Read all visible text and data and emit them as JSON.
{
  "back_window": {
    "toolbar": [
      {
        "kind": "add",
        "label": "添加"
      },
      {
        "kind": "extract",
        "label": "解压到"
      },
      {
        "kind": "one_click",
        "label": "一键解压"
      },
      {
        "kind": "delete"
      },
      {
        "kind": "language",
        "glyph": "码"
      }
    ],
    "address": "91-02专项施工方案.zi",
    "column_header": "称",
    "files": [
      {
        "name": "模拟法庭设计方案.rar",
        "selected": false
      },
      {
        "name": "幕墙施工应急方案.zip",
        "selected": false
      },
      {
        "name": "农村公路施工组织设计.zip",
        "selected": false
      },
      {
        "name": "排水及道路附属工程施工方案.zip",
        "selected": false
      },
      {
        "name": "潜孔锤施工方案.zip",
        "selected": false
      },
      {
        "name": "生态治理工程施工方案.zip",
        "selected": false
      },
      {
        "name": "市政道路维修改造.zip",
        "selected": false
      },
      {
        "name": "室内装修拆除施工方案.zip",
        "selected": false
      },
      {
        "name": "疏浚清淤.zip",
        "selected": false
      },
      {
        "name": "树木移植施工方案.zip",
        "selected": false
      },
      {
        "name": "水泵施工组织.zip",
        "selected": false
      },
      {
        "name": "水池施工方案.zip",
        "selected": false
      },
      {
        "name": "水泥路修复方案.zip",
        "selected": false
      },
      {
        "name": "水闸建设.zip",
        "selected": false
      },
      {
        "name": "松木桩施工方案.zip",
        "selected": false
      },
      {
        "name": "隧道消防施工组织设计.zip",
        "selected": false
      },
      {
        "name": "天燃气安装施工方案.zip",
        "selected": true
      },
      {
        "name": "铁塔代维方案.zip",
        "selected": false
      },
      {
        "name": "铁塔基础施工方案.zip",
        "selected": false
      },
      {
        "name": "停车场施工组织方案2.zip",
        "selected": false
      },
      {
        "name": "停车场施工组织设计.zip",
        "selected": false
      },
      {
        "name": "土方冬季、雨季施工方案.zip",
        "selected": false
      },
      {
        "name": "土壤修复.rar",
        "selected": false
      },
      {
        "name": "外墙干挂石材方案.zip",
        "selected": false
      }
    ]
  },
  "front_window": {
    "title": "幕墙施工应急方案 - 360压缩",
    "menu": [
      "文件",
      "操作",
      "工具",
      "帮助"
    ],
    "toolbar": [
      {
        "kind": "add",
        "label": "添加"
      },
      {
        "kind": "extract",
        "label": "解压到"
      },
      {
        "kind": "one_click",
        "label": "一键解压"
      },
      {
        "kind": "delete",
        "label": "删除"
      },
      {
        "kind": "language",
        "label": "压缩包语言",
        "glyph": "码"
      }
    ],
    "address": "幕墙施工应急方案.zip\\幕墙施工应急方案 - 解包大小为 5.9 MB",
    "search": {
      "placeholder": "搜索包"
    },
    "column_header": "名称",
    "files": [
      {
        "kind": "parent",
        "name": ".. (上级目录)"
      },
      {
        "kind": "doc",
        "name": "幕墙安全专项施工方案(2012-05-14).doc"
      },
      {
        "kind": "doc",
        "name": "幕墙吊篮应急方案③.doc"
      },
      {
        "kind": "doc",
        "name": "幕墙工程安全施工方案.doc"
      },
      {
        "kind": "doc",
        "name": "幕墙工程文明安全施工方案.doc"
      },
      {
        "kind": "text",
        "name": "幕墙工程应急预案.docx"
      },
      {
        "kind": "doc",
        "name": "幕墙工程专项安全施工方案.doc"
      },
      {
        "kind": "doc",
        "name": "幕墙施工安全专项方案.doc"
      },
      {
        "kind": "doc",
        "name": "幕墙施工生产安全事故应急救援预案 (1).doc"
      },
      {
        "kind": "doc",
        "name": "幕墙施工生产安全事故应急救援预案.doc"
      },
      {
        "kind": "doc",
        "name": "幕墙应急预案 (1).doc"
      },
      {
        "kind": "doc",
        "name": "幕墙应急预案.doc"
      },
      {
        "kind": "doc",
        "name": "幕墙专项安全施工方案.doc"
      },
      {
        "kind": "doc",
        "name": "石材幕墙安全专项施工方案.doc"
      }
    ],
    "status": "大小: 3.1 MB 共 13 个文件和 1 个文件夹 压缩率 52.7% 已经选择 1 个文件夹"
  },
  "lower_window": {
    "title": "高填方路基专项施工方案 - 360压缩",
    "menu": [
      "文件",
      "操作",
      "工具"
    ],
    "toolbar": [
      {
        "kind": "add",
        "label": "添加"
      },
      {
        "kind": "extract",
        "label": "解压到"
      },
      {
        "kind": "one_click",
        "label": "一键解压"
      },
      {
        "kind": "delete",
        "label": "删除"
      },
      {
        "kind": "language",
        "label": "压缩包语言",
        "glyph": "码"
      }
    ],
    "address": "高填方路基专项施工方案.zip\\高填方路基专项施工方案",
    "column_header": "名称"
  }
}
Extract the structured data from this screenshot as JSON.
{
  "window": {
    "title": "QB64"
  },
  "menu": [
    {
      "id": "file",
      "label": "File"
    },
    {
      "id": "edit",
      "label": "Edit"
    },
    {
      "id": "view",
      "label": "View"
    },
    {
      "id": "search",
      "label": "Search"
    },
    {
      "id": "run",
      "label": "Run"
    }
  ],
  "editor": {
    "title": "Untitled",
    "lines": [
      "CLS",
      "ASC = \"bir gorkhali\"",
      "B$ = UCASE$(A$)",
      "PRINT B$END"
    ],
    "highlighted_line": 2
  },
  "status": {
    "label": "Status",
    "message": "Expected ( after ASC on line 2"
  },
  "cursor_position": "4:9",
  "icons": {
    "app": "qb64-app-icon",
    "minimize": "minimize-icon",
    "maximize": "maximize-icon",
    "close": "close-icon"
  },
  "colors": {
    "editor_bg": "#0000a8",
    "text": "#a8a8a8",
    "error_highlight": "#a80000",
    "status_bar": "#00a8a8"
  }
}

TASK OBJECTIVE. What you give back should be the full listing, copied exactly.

REPLY.
Read all visible text and data and emit them as JSON.
{
  "back_window": {
    "toolbar": [
      {
        "kind": "add",
        "label": "添加"
      },
      {
        "kind": "extract",
        "label": "解压到"
      },
      {
        "kind": "one_click",
        "label": "一键解压"
      },
      {
        "kind": "delete"
      },
      {
        "kind": "language",
        "glyph": "码"
      }
    ],
    "address": "91-02专项施工方案.zi",
    "column_header": "称",
    "files": [
      {
        "name": "模拟法庭设计方案.rar",
        "selected": false
      },
      {
        "name": "幕墙施工应急方案.zip",
        "selected": false
      },
      {
        "name": "农村公路施工组织设计.zip",
        "selected": false
      },
      {
        "name": "排水及道路附属工程施工方案.zip",
        "selected": false
      },
      {
        "name": "潜孔锤施工方案.zip",
        "selected": false
      },
      {
        "name": "生态治理工程施工方案.zip",
        "selected": false
      },
      {
        "name": "市政道路维修改造.zip",
        "selected": false
      },
      {
        "name": "室内装修拆除施工方案.zip",
        "selected": false
      },
      {
        "name": "疏浚清淤.zip",
        "selected": false
      },
      {
        "name": "树木移植施工方案.zip",
        "selected": false
      },
      {
        "name": "水泵施工组织.zip",
        "selected": false
      },
      {
        "name": "水池施工方案.zip",
        "selected": false
      },
      {
        "name": "水泥路修复方案.zip",
        "selected": false
      },
      {
        "name": "水闸建设.zip",
        "selected": false
      },
      {
        "name": "松木桩施工方案.zip",
        "selected": false
      },
      {
        "name": "隧道消防施工组织设计.zip",
        "selected": false
      },
      {
        "name": "天燃气安装施工方案.zip",
        "selected": true
      },
      {
        "name": "铁塔代维方案.zip",
        "selected": false
      },
      {
        "name": "铁塔基础施工方案.zip",
        "selected": false
      },
      {
        "name": "停车场施工组织方案2.zip",
        "selected": false
      },
      {
        "name": "停车场施工组织设计.zip",
        "selected": false
      },
      {
        "name": "土方冬季、雨季施工方案.zip",
        "selected": false
      },
      {
        "name": "土壤修复.rar",
        "selected": false
      },
      {
        "name": "外墙干挂石材方案.zip",
        "selected": false
      }
    ]
  },
  "front_window": {
    "title": "幕墙施工应急方案 - 360压缩",
    "menu": [
      "文件",
      "操作",
      "工具",
      "帮助"
    ],
    "toolbar": [
      {
        "kind": "add",
        "label": "添加"
      },
      {
        "kind": "extract",
        "label": "解压到"
      },
      {
        "kind": "one_click",
        "label": "一键解压"
      },
      {
        "kind": "delete",
        "label": "删除"
      },
      {
        "kind": "language",
        "label": "压缩包语言",
        "glyph": "码"
      }
    ],
    "address": "幕墙施工应急方案.zip\\幕墙施工应急方案 - 解包大小为 5.9 MB",
    "search": {
      "placeholder": "搜索包"
    },
    "column_header": "名称",
    "files": [
      {
        "kind": "parent",
        "name": ".. (上级目录)"
      },
      {
        "kind": "doc",
        "name": "幕墙安全专项施工方案(2012-05-14).doc"
      },
      {
        "kind": "doc",
        "name": "幕墙吊篮应急方案③.doc"
      },
      {
        "kind": "doc",
        "name": "幕墙工程安全施工方案.doc"
      },
      {
        "kind": "doc",
        "name": "幕墙工程文明安全施工方案.doc"
      },
      {
        "kind": "text",
        "name": "幕墙工程应急预案.docx"
      },
      {
        "kind": "doc",
        "name": "幕墙工程专项安全施工方案.doc"
      },
      {
        "kind": "doc",
        "name": "幕墙施工安全专项方案.doc"
      },
      {
        "kind": "doc",
        "name": "幕墙施工生产安全事故应急救援预案 (1).doc"
      },
      {
        "kind": "doc",
        "name": "幕墙施工生产安全事故应急救援预案.doc"
      },
      {
        "kind": "doc",
        "name": "幕墙应急预案 (1).doc"
      },
      {
        "kind": "doc",
        "name": "幕墙应急预案.doc"
      },
      {
        "kind": "doc",
        "name": "幕墙专项安全施工方案.doc"
      },
      {
        "kind": "doc",
        "name": "石材幕墙安全专项施工方案.doc"
      }
    ],
    "status": "大小: 3.1 MB 共 13 个文件和 1 个文件夹 压缩率 52.7% 已经选择 1 个文件夹"
  },
  "lower_window": {
    "title": "高填方路基专项施工方案 - 360压缩",
    "menu": [
      "文件",
      "操作",
      "工具"
    ],
    "toolbar": [
      {
        "kind": "add",
        "label": "添加"
      },
      {
        "kind": "extract",
        "label": "解压到"
      },
      {
        "kind": "one_click",
        "label": "一键解压"
      },
      {
        "kind": "delete",
        "label": "删除"
      },
      {
        "kind": "language",
        "label": "压缩包语言",
        "glyph": "码"
      }
    ],
    "address": "高填方路基专项施工方案.zip\\高填方路基专项施工方案",
    "column_header": "名称"
  }
}
Extract the structured data from this screenshot as JSON.
{
  "window": {
    "title": "QB64"
  },
  "menu": [
    {
      "id": "file",
      "label": "File"
    },
    {
      "id": "edit",
      "label": "Edit"
    },
    {
      "id": "view",
      "label": "View"
    },
    {
      "id": "search",
      "label": "Search"
    },
    {
      "id": "run",
      "label": "Run"
    }
  ],
  "editor": {
    "title": "Untitled",
    "lines": [
      "CLS",
      "ASC = \"bir gorkhali\"",
      "B$ = UCASE$(A$)",
      "PRINT B$END"
    ],
    "highlighted_line": 2
  },
  "status": {
    "label": "Status",
    "message": "Expected ( after ASC on line 2"
  },
  "cursor_position": "4:9",
  "icons": {
    "app": "qb64-app-icon",
    "minimize": "minimize-icon",
    "maximize": "maximize-icon",
    "close": "close-icon"
  },
  "colors": {
    "editor_bg": "#0000a8",
    "text": "#a8a8a8",
    "error_highlight": "#a80000",
    "status_bar": "#00a8a8"
  }
}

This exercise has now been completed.